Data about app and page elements
/---
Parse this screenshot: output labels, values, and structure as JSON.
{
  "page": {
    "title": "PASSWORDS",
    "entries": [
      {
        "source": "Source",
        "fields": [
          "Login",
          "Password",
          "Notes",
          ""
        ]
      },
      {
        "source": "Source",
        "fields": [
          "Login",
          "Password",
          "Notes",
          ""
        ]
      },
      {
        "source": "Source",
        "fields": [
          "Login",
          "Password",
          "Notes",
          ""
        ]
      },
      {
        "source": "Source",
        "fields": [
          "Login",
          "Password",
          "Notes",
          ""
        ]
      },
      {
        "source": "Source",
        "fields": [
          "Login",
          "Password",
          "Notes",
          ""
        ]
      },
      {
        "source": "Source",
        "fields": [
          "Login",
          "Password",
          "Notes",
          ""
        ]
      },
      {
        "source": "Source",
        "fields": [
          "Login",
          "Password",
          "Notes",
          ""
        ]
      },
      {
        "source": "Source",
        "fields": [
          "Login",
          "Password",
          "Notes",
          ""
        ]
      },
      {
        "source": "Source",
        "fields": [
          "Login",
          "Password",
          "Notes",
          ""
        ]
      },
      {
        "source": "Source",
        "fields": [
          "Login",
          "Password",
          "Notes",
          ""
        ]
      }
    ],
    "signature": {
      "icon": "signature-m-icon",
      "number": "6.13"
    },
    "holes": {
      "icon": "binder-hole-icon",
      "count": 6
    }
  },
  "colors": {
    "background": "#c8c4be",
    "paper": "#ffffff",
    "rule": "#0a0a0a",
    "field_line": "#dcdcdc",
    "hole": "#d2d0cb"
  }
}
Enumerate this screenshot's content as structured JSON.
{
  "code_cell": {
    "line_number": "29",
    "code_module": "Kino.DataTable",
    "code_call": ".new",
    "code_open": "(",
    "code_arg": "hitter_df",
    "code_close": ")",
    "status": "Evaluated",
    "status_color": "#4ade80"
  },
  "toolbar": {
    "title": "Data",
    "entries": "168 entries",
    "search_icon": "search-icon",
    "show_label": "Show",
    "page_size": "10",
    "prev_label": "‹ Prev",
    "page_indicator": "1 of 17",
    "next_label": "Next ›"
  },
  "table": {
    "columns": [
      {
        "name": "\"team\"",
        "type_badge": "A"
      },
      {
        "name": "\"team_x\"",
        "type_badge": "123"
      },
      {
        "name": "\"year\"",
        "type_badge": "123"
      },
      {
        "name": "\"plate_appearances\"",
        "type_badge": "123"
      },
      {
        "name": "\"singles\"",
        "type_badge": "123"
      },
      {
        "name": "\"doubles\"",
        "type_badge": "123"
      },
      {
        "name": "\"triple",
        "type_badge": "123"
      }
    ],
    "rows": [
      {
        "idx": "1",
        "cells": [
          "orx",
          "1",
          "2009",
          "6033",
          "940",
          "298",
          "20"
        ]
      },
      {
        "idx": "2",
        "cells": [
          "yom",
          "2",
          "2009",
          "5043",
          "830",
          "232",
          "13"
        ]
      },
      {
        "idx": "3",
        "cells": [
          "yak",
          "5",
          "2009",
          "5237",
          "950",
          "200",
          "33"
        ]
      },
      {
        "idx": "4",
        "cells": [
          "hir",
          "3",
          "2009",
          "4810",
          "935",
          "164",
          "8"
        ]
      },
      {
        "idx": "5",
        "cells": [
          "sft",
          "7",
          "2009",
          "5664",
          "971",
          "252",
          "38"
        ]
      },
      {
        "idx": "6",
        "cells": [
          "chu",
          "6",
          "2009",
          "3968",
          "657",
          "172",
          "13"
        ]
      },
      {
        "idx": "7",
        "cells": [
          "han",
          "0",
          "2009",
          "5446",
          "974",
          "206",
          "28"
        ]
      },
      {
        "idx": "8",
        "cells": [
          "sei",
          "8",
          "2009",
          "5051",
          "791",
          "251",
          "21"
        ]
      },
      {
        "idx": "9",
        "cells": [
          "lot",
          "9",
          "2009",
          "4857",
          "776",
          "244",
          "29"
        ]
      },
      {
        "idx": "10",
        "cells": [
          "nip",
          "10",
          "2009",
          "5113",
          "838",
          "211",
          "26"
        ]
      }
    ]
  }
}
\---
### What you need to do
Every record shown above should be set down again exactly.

### Answer to this task
Parse this screenshot: output labels, values, and structure as JSON.
{
  "page": {
    "title": "PASSWORDS",
    "entries": [
      {
        "source": "Source",
        "fields": [
          "Login",
          "Password",
          "Notes",
          ""
        ]
      },
      {
        "source": "Source",
        "fields": [
          "Login",
          "Password",
          "Notes",
          ""
        ]
      },
      {
        "source": "Source",
        "fields": [
          "Login",
          "Password",
          "Notes",
          ""
        ]
      },
      {
        "source": "Source",
        "fields": [
          "Login",
          "Password",
          "Notes",
          ""
        ]
      },
      {
        "source": "Source",
        "fields": [
          "Login",
          "Password",
          "Notes",
          ""
        ]
      },
      {
        "source": "Source",
        "fields": [
          "Login",
          "Password",
          "Notes",
          ""
        ]
      },
      {
        "source": "Source",
        "fields": [
          "Login",
          "Password",
          "Notes",
          ""
        ]
      },
      {
        "source": "Source",
        "fields": [
          "Login",
          "Password",
          "Notes",
          ""
        ]
      },
      {
        "source": "Source",
        "fields": [
          "Login",
          "Password",
          "Notes",
          ""
        ]
      },
      {
        "source": "Source",
        "fields": [
          "Login",
          "Password",
          "Notes",
          ""
        ]
      }
    ],
    "signature": {
      "icon": "signature-m-icon",
      "number": "6.13"
    },
    "holes": {
      "icon": "binder-hole-icon",
      "count": 6
    }
  },
  "colors": {
    "background": "#c8c4be",
    "paper": "#ffffff",
    "rule": "#0a0a0a",
    "field_line": "#dcdcdc",
    "hole": "#d2d0cb"
  }
}
Enumerate this screenshot's content as structured JSON.
{
  "code_cell": {
    "line_number": "29",
    "code_module": "Kino.DataTable",
    "code_call": ".new",
    "code_open": "(",
    "code_arg": "hitter_df",
    "code_close": ")",
    "status": "Evaluated",
    "status_color": "#4ade80"
  },
  "toolbar": {
    "title": "Data",
    "entries": "168 entries",
    "search_icon": "search-icon",
    "show_label": "Show",
    "page_size": "10",
    "prev_label": "‹ Prev",
    "page_indicator": "1 of 17",
    "next_label": "Next ›"
  },
  "table": {
    "columns": [
      {
        "name": "\"team\"",
        "type_badge": "A"
      },
      {
        "name": "\"team_x\"",
        "type_badge": "123"
      },
      {
        "name": "\"year\"",
        "type_badge": "123"
      },
      {
        "name": "\"plate_appearances\"",
        "type_badge": "123"
      },
      {
        "name": "\"singles\"",
        "type_badge": "123"
      },
      {
        "name": "\"doubles\"",
        "type_badge": "123"
      },
      {
        "name": "\"triple",
        "type_badge": "123"
      }
    ],
    "rows": [
      {
        "idx": "1",
        "cells": [
          "orx",
          "1",
          "2009",
          "6033",
          "940",
          "298",
          "20"
        ]
      },
      {
        "idx": "2",
        "cells": [
          "yom",
          "2",
          "2009",
          "5043",
          "830",
          "232",
          "13"
        ]
      },
      {
        "idx": "3",
        "cells": [
          "yak",
          "5",
          "2009",
          "5237",
          "950",
          "200",
          "33"
        ]
      },
      {
        "idx": "4",
        "cells": [
          "hir",
          "3",
          "2009",
          "4810",
          "935",
          "164",
          "8"
        ]
      },
      {
        "idx": "5",
        "cells": [
          "sft",
          "7",
          "2009",
          "5664",
          "971",
          "252",
          "38"
        ]
      },
      {
        "idx": "6",
        "cells": [
          "chu",
          "6",
          "2009",
          "3968",
          "657",
          "172",
          "13"
        ]
      },
      {
        "idx": "7",
        "cells": [
          "han",
          "0",
          "2009",
          "5446",
          "974",
          "206",
          "28"
        ]
      },
      {
        "idx": "8",
        "cells": [
          "sei",
          "8",
          "2009",
          "5051",
          "791",
          "251",
          "21"
        ]
      },
      {
        "idx": "9",
        "cells": [
          "lot",
          "9",
          "2009",
          "4857",
          "776",
          "244",
          "29"
        ]
      },
      {
        "idx": "10",
        "cells": [
          "nip",
          "10",
          "2009",
          "5113",
          "838",
          "211",
          "26"
        ]
      }
    ]
  }
}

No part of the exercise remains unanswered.